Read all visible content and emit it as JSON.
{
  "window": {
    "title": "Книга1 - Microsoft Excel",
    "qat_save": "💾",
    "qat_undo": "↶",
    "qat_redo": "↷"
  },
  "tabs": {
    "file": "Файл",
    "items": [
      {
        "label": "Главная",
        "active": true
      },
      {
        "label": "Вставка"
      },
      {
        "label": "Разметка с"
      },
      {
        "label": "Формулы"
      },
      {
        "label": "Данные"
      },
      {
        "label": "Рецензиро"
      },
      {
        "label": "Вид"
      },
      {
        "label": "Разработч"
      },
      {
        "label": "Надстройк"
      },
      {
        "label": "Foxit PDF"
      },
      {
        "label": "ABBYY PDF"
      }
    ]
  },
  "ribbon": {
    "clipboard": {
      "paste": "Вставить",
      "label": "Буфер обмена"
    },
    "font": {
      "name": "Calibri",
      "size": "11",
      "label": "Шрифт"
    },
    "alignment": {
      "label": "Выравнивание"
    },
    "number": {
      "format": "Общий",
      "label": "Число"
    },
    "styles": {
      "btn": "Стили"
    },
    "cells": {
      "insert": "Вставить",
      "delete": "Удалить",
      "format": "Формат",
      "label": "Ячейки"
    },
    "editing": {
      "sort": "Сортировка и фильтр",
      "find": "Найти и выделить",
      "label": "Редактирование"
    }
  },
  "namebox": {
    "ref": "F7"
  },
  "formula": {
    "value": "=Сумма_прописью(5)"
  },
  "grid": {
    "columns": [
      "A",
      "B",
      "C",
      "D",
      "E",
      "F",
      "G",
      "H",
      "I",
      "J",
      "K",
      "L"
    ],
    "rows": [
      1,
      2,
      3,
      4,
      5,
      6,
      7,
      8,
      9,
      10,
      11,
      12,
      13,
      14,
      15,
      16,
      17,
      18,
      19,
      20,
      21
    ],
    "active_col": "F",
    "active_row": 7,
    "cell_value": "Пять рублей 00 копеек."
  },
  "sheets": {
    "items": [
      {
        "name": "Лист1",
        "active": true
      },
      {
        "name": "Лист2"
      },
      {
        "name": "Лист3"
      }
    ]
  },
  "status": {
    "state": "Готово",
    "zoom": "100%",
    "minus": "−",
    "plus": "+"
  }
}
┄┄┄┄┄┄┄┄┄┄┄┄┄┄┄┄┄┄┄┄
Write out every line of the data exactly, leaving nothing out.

**Completed task**.
Read all visible content and emit it as JSON.
{
  "window": {
    "title": "Книга1 - Microsoft Excel",
    "qat_save": "💾",
    "qat_undo": "↶",
    "qat_redo": "↷"
  },
  "tabs": {
    "file": "Файл",
    "items": [
      {
        "label": "Главная",
        "active": true
      },
      {
        "label": "Вставка"
      },
      {
        "label": "Разметка с"
      },
      {
        "label": "Формулы"
      },
      {
        "label": "Данные"
      },
      {
        "label": "Рецензиро"
      },
      {
        "label": "Вид"
      },
      {
        "label": "Разработч"
      },
      {
        "label": "Надстройк"
      },
      {
        "label": "Foxit PDF"
      },
      {
        "label": "ABBYY PDF"
      }
    ]
  },
  "ribbon": {
    "clipboard": {
      "paste": "Вставить",
      "label": "Буфер обмена"
    },
    "font": {
      "name": "Calibri",
      "size": "11",
      "label": "Шрифт"
    },
    "alignment": {
      "label": "Выравнивание"
    },
    "number": {
      "format": "Общий",
      "label": "Число"
    },
    "styles": {
      "btn": "Стили"
    },
    "cells": {
      "insert": "Вставить",
      "delete": "Удалить",
      "format": "Формат",
      "label": "Ячейки"
    },
    "editing": {
      "sort": "Сортировка и фильтр",
      "find": "Найти и выделить",
      "label": "Редактирование"
    }
  },
  "namebox": {
    "ref": "F7"
  },
  "formula": {
    "value": "=Сумма_прописью(5)"
  },
  "grid": {
    "columns": [
      "A",
      "B",
      "C",
      "D",
      "E",
      "F",
      "G",
      "H",
      "I",
      "J",
      "K",
      "L"
    ],
    "rows": [
      1,
      2,
      3,
      4,
      5,
      6,
      7,
      8,
      9,
      10,
      11,
      12,
      13,
      14,
      15,
      16,
      17,
      18,
      19,
      20,
      21
    ],
    "active_col": "F",
    "active_row": 7,
    "cell_value": "Пять рублей 00 копеек."
  },
  "sheets": {
    "items": [
      {
        "name": "Лист1",
        "active": true
      },
      {
        "name": "Лист2"
      },
      {
        "name": "Лист3"
      }
    ]
  },
  "status": {
    "state": "Готово",
    "zoom": "100%",
    "minus": "−",
    "plus": "+"
  }
}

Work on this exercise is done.